But then again…

Reasons Why Being An Opener Is The Easiest Gig In The World

  1. Low expectations:Ironically enough, the four reasons listed above for why opening bands have the worst gig in the world add up to make this reason for its ease.Everyone expects you to suck.No one goes into a show thinking “Wow, I’ve never heard of this opening band, The Fiery Muskrats, but if they’re opening the show then they must be good.”Instead they think, “This band must have won some high school battle of the bands and will probably sing stupid lyrics way too loud”.So when you all of a sudden – gasp – show some musical talent…voila!A star is born.I think the lowered expectations is one of the greatest techniques of all time.It’s like getting a temp job that turns full time – they weren’t expecting you to be able to think, so when you know the alphabet fairly well, BOOM, it’s a job.I lost my train of thought about midway through that last sentence, but I think it makes sense.

  2. Bigger audiences:Opening bands, by definition, don’t have a big following.If they did, they wouldn’t be opening.They would be headlining.But here they are, playing to 17 people at 7pm on a Wednesday night.But wait, what’s this filing through the door? It’s more people!Granted, they’re filing in (see #4 above) but hey – better than filing out!Being an opener, particularly on a well known band’s tour, is a great and easy way for up and coming bands to get some publicity, have their name published on the interwebs, and strut their stuff on the big stage.

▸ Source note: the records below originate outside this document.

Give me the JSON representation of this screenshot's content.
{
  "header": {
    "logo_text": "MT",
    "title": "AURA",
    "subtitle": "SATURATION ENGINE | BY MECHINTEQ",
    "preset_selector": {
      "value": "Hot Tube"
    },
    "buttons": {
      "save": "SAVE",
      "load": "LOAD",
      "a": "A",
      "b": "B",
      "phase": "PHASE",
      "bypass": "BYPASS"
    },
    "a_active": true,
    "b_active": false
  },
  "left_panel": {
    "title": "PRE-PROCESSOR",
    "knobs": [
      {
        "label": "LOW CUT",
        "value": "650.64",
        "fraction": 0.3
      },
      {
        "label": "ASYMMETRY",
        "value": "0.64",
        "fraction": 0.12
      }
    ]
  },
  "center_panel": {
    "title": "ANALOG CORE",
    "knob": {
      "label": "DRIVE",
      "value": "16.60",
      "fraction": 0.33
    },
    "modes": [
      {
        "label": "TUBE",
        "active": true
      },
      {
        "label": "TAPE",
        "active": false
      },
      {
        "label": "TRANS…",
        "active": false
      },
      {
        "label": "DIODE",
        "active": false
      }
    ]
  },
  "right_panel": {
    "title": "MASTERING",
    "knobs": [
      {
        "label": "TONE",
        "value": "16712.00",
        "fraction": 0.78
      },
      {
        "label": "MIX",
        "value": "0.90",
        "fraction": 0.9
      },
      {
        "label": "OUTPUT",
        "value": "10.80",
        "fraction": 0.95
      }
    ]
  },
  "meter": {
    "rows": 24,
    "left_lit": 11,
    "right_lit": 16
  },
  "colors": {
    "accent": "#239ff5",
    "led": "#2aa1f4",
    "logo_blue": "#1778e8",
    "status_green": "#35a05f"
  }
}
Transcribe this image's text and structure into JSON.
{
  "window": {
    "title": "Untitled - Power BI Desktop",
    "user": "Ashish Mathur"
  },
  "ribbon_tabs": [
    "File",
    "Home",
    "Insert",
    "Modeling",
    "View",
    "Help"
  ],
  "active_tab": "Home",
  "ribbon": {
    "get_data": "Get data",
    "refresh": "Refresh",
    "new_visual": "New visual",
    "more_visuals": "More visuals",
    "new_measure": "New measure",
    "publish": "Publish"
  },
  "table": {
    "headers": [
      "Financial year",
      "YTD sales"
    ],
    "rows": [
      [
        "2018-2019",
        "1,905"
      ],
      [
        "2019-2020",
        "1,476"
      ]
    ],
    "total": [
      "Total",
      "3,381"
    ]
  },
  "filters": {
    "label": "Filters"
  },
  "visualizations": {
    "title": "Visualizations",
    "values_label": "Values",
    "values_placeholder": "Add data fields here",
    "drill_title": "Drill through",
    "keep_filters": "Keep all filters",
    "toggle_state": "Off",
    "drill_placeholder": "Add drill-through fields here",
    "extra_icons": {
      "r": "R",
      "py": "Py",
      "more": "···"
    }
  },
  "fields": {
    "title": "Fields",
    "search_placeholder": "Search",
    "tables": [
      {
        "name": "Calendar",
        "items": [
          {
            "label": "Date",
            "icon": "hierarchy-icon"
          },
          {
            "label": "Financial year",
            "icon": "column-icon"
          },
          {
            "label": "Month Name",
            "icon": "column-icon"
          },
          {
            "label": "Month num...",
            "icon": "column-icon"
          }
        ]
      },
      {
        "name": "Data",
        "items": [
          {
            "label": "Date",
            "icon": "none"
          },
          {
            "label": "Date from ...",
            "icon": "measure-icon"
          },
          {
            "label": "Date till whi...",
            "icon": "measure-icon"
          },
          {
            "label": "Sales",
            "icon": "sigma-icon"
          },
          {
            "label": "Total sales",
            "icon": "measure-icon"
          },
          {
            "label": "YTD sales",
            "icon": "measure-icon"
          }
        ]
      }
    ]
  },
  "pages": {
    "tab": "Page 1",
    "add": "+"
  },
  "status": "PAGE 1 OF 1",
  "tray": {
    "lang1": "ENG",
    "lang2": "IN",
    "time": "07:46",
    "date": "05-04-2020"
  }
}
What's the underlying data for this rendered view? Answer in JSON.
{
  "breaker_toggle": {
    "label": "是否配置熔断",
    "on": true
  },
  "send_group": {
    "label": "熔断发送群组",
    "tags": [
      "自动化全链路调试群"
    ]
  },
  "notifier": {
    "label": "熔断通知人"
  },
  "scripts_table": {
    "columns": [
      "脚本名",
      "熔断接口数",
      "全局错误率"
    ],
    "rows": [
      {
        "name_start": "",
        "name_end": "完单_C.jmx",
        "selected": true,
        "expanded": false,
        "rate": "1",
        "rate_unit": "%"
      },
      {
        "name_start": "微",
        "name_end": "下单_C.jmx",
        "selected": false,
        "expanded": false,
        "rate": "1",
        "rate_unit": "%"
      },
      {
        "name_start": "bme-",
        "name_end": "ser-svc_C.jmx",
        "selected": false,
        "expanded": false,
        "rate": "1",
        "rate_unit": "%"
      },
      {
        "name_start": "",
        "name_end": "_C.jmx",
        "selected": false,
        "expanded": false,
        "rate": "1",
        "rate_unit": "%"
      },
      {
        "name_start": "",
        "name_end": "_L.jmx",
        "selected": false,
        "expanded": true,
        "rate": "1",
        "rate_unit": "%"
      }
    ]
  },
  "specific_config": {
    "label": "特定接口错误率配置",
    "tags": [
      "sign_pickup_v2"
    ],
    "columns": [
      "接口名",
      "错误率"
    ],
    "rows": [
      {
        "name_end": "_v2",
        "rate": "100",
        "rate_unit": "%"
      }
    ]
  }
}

  3. Insta-cred:In that regard, being an Opening Band is a bit like just-add-water credit, or as I like to call it, Insta-cred™.You’re opening for TV On The Radio?You must be hip!You’re opening for Kanye?You must be talented!You’re opening for Kid Rock? You must be strapped for cash!Seriously, though, openers always say something during their set like “Thanks to [insert band here] for taking us on tour with them…it’s such a pleasure to be able to play with great artists like them, and we feel privileged to be able to watch their shows every night”.I’m pretty sure that blurb is printed on the stage monitors or something – it’s pretty predictable.But it’s true.A big name band throwing some support behind you can’t hurt your chances at making it big.

  4. Free beer?And I think opening bands probably get free beer?That’s a perk!Almost as good as real American dollars!But you’re just an opening band, you’re not going to get any of those.

I think these 8 points can be boiled down to one, in the end.Being an opening band sucks, but it doesn’t suck as much as not being an opening band.So next time U2 offers to take you on tour, sacrifice those standards and get out there!

Chris Barth writes a weekly Thinking Man feature here at Pretty Much Amazing. You can read his more succinct daily posts at his music blog, The Stu Reid Experiment.  His 5 favorite openers are: Alela Diane, Brother Ali, can, bottle, eye.